     Thomas Aquinas, Super Sent. lib. 2, d. 7, q. 3, a. 1, arg and ad 5, trans. Perisho.  (I have not examined Super Sent. lib. 4, d. 11, q. 3, a. 4, qc 3, expos.)  Latin from Corpus Thomisticum:

"Daemones non operantur nisi per modum artis. Sed ars non potest dare formam substantialem; unde dicitur in cap. de numeris: sciant auctores alchimiae, species transformari non posse. Ergo nec Daemones formas substantiales inducere possunt."
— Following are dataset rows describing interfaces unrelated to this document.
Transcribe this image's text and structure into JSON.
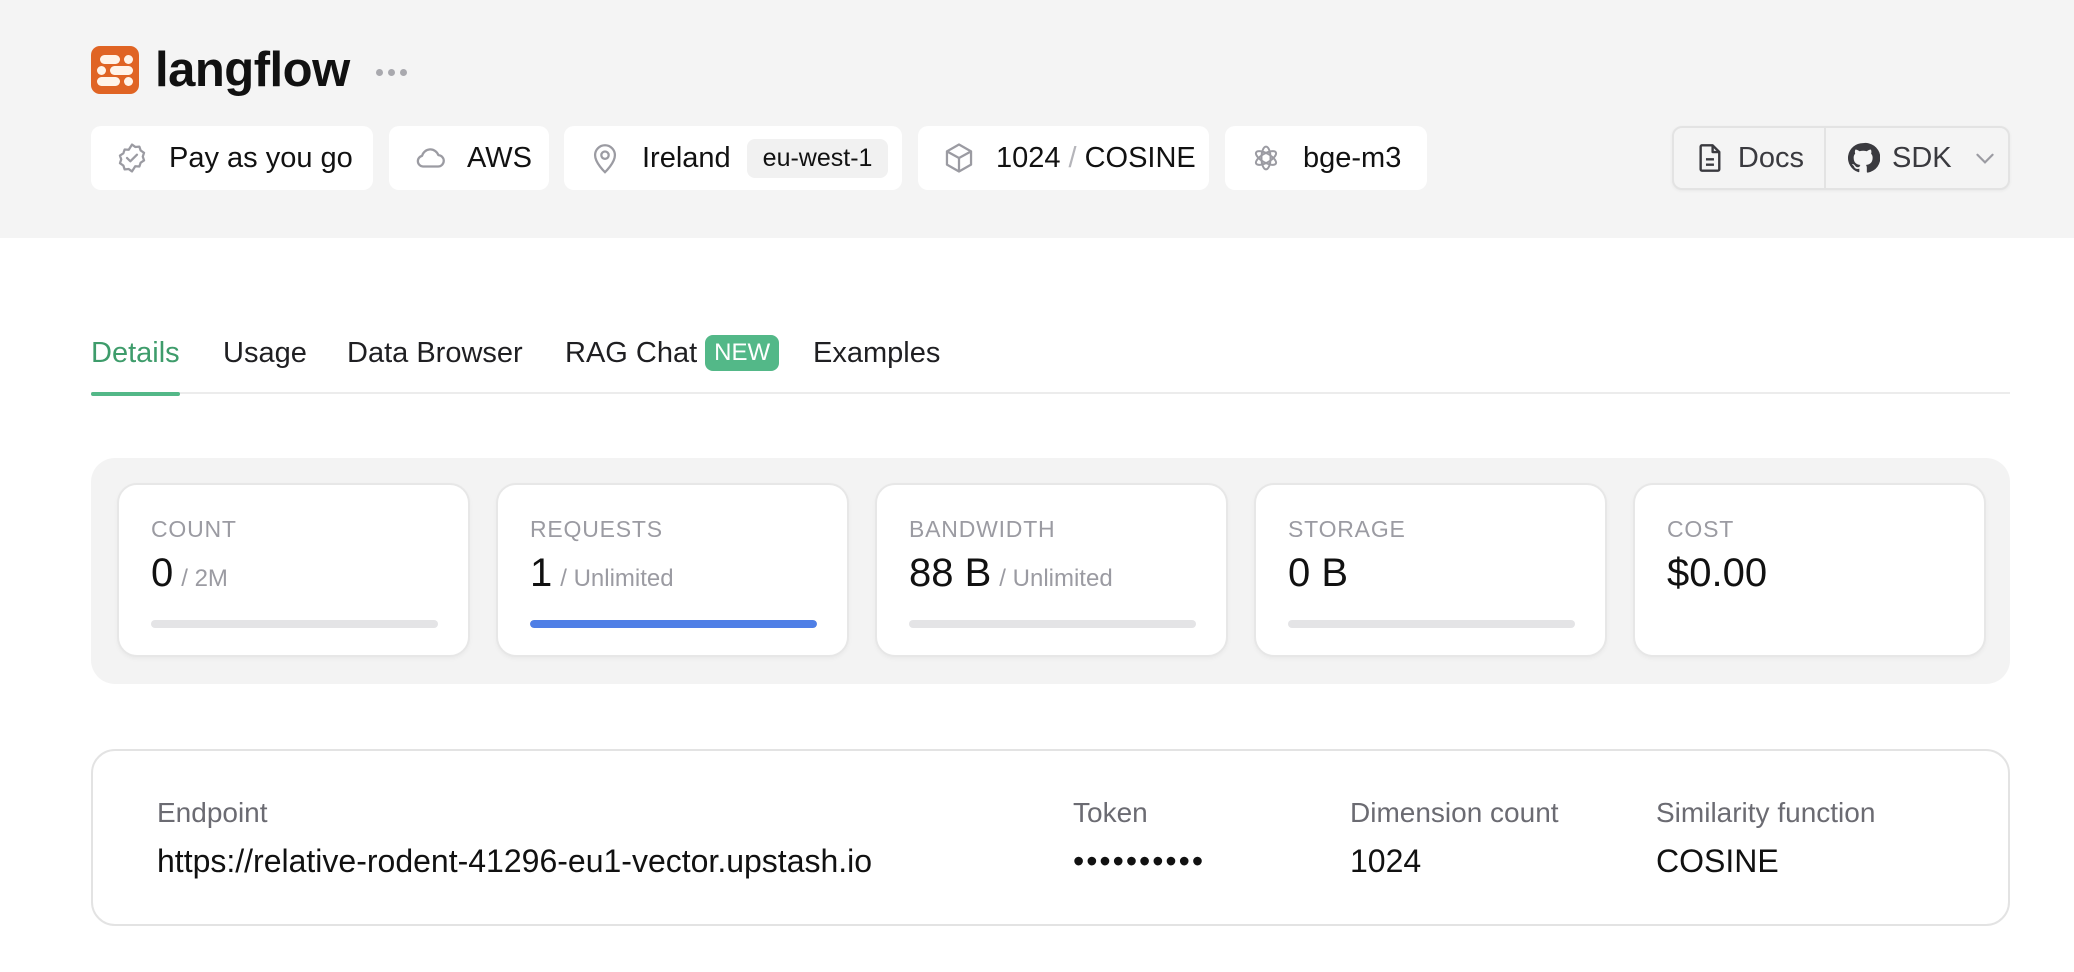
{
  "header": {
    "title": "langflow",
    "more_icon": "ellipsis-icon",
    "pills": [
      {
        "icon": "verified-badge-icon",
        "label": "Pay as you go"
      },
      {
        "icon": "cloud-icon",
        "label": "AWS"
      },
      {
        "icon": "map-pin-icon",
        "label": "Ireland",
        "chip": "eu-west-1"
      },
      {
        "icon": "cube-icon",
        "label": "1024",
        "separator": "/",
        "label2": "COSINE"
      },
      {
        "icon": "openai-icon",
        "label": "bge-m3"
      }
    ],
    "external": {
      "docs_label": "Docs",
      "sdk_label": "SDK"
    }
  },
  "tabs": [
    {
      "label": "Details",
      "active": true
    },
    {
      "label": "Usage"
    },
    {
      "label": "Data Browser"
    },
    {
      "label": "RAG Chat",
      "badge": "NEW"
    },
    {
      "label": "Examples"
    }
  ],
  "stats": [
    {
      "label": "COUNT",
      "value": "0",
      "limit": "/ 2M",
      "progress": 0
    },
    {
      "label": "REQUESTS",
      "value": "1",
      "limit": "/ Unlimited",
      "progress": 1.0
    },
    {
      "label": "BANDWIDTH",
      "value": "88 B",
      "limit": "/ Unlimited",
      "progress": 0
    },
    {
      "label": "STORAGE",
      "value": "0 B",
      "limit": "",
      "progress": 0
    },
    {
      "label": "COST",
      "value": "$0.00",
      "limit": ""
    }
  ],
  "colors": {
    "brand": "#e06424",
    "accent_green": "#53b888",
    "progress_blue": "#4f7fe6"
  },
  "details": {
    "endpoint_label": "Endpoint",
    "endpoint_value": "https://relative-rodent-41296-eu1-vector.upstash.io",
    "token_label": "Token",
    "token_value": "••••••••••",
    "dimension_label": "Dimension count",
    "dimension_value": "1024",
    "similarity_label": "Similarity function",
    "similarity_value": "COSINE"
  }
}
"ars virtute sua non potest formam substantialem conferre, quod tamen potest virtute naturalis agentis; sicut patet in hoc quod per artem inducitur forma ignis in lignis. Sed quaedam formae substantiales sunt quas nullo modo ars inducere potest, quia propria activa et passiva invenire non potest, sed in his potest aliquid simile facere; sicut alchimistae faciunt aliquid simile auro quantum ad accidentia exteriora; sed tamen non faciunt verum aurum: quia forma substantialis auri non est per calorem ignis quo utuntur alchimistae, sed per calorem solis in loco determinato, ubi viget virtus mineralis: et ideo tale aurum non habet operationem consequentem speciem; et similiter in aliis quae eorum operatione fiunt."
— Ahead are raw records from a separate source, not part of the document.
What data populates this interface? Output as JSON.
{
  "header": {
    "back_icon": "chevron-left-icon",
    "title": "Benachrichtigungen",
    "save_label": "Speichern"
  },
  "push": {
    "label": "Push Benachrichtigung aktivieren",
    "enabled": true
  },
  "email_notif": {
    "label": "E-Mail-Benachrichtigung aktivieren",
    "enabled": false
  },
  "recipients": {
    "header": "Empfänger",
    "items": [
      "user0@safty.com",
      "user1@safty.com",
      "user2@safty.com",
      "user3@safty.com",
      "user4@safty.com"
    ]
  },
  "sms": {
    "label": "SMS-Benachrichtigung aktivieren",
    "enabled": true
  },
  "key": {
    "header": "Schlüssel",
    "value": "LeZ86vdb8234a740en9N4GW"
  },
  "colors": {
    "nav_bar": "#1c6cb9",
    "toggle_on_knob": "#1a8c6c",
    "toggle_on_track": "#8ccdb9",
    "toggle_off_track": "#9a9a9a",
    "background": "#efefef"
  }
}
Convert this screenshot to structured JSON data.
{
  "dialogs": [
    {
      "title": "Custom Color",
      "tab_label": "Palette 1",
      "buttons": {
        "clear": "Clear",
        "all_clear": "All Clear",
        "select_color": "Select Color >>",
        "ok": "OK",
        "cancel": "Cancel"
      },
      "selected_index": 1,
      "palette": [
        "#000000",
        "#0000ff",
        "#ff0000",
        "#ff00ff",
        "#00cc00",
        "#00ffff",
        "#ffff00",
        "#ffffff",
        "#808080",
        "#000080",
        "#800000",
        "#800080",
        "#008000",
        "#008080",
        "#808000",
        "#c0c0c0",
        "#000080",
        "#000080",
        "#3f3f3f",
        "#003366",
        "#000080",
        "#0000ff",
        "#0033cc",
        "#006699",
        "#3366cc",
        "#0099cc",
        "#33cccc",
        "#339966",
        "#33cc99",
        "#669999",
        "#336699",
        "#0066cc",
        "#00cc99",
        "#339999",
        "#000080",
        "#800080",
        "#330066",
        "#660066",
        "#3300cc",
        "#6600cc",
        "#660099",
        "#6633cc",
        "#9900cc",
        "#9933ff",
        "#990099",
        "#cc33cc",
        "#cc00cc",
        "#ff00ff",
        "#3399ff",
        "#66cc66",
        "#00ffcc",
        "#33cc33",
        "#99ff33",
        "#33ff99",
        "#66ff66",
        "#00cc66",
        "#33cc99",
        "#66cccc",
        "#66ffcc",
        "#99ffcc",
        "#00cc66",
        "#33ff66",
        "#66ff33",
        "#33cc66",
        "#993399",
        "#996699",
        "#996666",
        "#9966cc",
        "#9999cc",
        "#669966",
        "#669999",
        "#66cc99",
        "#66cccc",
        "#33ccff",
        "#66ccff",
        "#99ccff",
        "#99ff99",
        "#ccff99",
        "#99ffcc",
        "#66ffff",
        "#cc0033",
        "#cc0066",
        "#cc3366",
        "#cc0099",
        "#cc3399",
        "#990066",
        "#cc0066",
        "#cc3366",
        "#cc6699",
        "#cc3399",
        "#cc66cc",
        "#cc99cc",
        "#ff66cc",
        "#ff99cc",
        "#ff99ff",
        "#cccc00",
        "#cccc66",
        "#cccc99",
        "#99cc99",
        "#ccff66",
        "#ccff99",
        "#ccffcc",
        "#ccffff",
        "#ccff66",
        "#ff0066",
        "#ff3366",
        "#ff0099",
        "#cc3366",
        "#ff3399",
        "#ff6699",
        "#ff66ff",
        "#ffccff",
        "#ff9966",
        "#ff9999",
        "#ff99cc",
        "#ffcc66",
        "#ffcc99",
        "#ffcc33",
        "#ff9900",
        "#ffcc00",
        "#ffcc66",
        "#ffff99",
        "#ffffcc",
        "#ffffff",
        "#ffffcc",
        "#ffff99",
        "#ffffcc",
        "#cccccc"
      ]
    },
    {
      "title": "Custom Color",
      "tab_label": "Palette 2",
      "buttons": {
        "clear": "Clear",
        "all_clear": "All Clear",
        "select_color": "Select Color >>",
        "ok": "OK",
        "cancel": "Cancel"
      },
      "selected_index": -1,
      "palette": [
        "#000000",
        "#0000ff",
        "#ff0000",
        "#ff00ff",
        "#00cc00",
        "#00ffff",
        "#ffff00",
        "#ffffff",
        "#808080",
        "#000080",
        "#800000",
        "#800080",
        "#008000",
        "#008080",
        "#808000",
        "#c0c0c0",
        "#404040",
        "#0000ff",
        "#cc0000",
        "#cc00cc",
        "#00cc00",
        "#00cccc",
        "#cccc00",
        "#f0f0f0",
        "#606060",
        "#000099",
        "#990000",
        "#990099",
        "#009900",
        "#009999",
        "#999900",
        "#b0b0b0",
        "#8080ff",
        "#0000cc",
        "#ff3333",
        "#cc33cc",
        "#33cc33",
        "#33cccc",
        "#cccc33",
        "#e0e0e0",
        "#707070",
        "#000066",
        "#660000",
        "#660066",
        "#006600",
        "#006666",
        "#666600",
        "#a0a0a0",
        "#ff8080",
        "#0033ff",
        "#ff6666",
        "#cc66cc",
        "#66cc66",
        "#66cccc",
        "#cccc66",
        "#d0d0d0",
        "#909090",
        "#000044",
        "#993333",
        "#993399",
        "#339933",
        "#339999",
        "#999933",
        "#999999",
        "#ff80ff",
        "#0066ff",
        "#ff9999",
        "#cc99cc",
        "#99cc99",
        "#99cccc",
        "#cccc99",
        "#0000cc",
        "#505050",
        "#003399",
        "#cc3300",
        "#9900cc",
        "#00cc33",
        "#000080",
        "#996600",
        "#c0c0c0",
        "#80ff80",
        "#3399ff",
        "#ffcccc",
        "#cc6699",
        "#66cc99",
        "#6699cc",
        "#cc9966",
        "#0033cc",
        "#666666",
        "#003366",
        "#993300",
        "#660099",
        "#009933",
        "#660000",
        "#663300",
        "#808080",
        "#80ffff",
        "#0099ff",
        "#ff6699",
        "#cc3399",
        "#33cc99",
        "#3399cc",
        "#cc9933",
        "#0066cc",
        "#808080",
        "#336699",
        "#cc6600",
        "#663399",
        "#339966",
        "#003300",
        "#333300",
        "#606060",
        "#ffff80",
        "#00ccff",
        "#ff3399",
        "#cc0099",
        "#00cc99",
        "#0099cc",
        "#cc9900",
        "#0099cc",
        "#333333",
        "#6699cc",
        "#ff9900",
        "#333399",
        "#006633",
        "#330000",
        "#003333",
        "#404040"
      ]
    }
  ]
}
"Gold and silver are costly not only on account of the usefulness of the vessels and other like things made from them, but also on account of the excellence and purity of their substance. Hence if the gold or silver produced by alchemists has not the true specific nature of gold and silver, the sale thereof is fraudulent and unjust, especially as real gold and silver can produce certain results by their natural action, which the counterfeit gold and silver of alchemists cannot produce. Thus the true metal has the property of making people joyful, and is helpful medicinally against certain maladies. Moreover real gold can be employed more frequently, and lasts longer in its condition of purity than counterfeit gold. If however real gold were to be produced by alchemy, it would not be unlawful to sell it for the genuine article, for nothing prevents art from employing certain natural causes for the production of natural and true effects [(effectus)], as Augustine says (De Trin. iii, 8) of things produced by the art of the demons."
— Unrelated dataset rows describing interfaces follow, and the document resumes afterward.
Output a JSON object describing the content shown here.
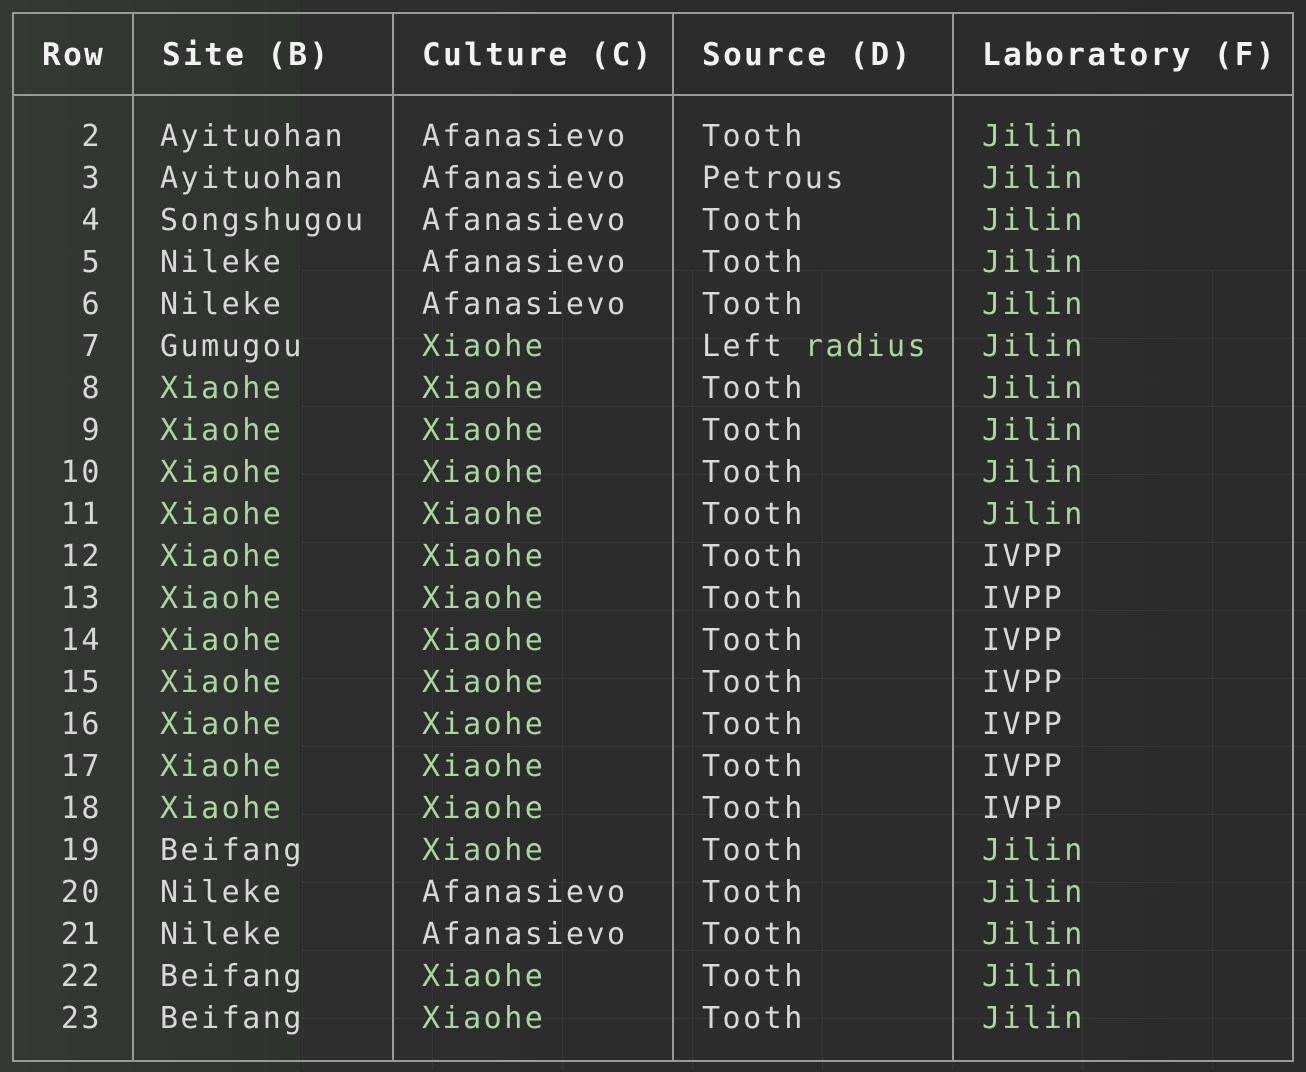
{
  "colors": {
    "text": "#d8d8d8",
    "highlight": "#a6d99a",
    "border": "#9a9a9a",
    "background": "#2b2b2b"
  },
  "headers": [
    "Row",
    "Site (B)",
    "Culture (C)",
    "Source (D)",
    "Laboratory (F)"
  ],
  "rows": [
    {
      "row": "2",
      "site": "Ayituohan",
      "culture": "Afanasievo",
      "source": "Tooth",
      "lab": "Jilin"
    },
    {
      "row": "3",
      "site": "Ayituohan",
      "culture": "Afanasievo",
      "source": "Petrous",
      "lab": "Jilin"
    },
    {
      "row": "4",
      "site": "Songshugou",
      "culture": "Afanasievo",
      "source": "Tooth",
      "lab": "Jilin"
    },
    {
      "row": "5",
      "site": "Nileke",
      "culture": "Afanasievo",
      "source": "Tooth",
      "lab": "Jilin"
    },
    {
      "row": "6",
      "site": "Nileke",
      "culture": "Afanasievo",
      "source": "Tooth",
      "lab": "Jilin"
    },
    {
      "row": "7",
      "site": "Gumugou",
      "culture": "Xiaohe",
      "source": "Left radius",
      "lab": "Jilin"
    },
    {
      "row": "8",
      "site": "Xiaohe",
      "culture": "Xiaohe",
      "source": "Tooth",
      "lab": "Jilin"
    },
    {
      "row": "9",
      "site": "Xiaohe",
      "culture": "Xiaohe",
      "source": "Tooth",
      "lab": "Jilin"
    },
    {
      "row": "10",
      "site": "Xiaohe",
      "culture": "Xiaohe",
      "source": "Tooth",
      "lab": "Jilin"
    },
    {
      "row": "11",
      "site": "Xiaohe",
      "culture": "Xiaohe",
      "source": "Tooth",
      "lab": "Jilin"
    },
    {
      "row": "12",
      "site": "Xiaohe",
      "culture": "Xiaohe",
      "source": "Tooth",
      "lab": "IVPP"
    },
    {
      "row": "13",
      "site": "Xiaohe",
      "culture": "Xiaohe",
      "source": "Tooth",
      "lab": "IVPP"
    },
    {
      "row": "14",
      "site": "Xiaohe",
      "culture": "Xiaohe",
      "source": "Tooth",
      "lab": "IVPP"
    },
    {
      "row": "15",
      "site": "Xiaohe",
      "culture": "Xiaohe",
      "source": "Tooth",
      "lab": "IVPP"
    },
    {
      "row": "16",
      "site": "Xiaohe",
      "culture": "Xiaohe",
      "source": "Tooth",
      "lab": "IVPP"
    },
    {
      "row": "17",
      "site": "Xiaohe",
      "culture": "Xiaohe",
      "source": "Tooth",
      "lab": "IVPP"
    },
    {
      "row": "18",
      "site": "Xiaohe",
      "culture": "Xiaohe",
      "source": "Tooth",
      "lab": "IVPP"
    },
    {
      "row": "19",
      "site": "Beifang",
      "culture": "Xiaohe",
      "source": "Tooth",
      "lab": "Jilin"
    },
    {
      "row": "20",
      "site": "Nileke",
      "culture": "Afanasievo",
      "source": "Tooth",
      "lab": "Jilin"
    },
    {
      "row": "21",
      "site": "Nileke",
      "culture": "Afanasievo",
      "source": "Tooth",
      "lab": "Jilin"
    },
    {
      "row": "22",
      "site": "Beifang",
      "culture": "Xiaohe",
      "source": "Tooth",
      "lab": "Jilin"
    },
    {
      "row": "23",
      "site": "Beifang",
      "culture": "Xiaohe",
      "source": "Tooth",
      "lab": "Jilin"
    }
  ]
}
     Thomas Aquinas, ST 1, trans. FEDP.  Latin from Corpus Thomisticum:

"aurum et argentum non solum cara sunt propter utilitatem vasorum quae ex eis fabricantur, aut aliorum huiusmodi, sed etiam propter dignitatem et puritatem substantiae ipsorum. Et ideo si aurum vel argentum ab alchimicis factum veram speciem non habeat auri et argenti, est fraudulenta et iniusta venditio. Praesertim cum sint aliquae utilitates auri et argenti veri, secundum naturalem operationem ipsorum, quae non conveniunt auro per alchimiam sophisticato, sicut quod habet proprietatem laetificandi, et contra quasdam infirmitates medicinaliter iuvat. Frequentius etiam potest poni in operatione, et diutius in sua puritate permanet aurum verum quam aurum sophisticatum. Si autem per alchimiam fieret aurum verum, non esset illicitum ipsum pro vero vendere, quia nihil prohibet artem uti aliquibus naturalibus causis ad producendum naturales et veros effectus; sicut Augustinus dicit, in III de Trin., de his quae arte Daemonum fiunt."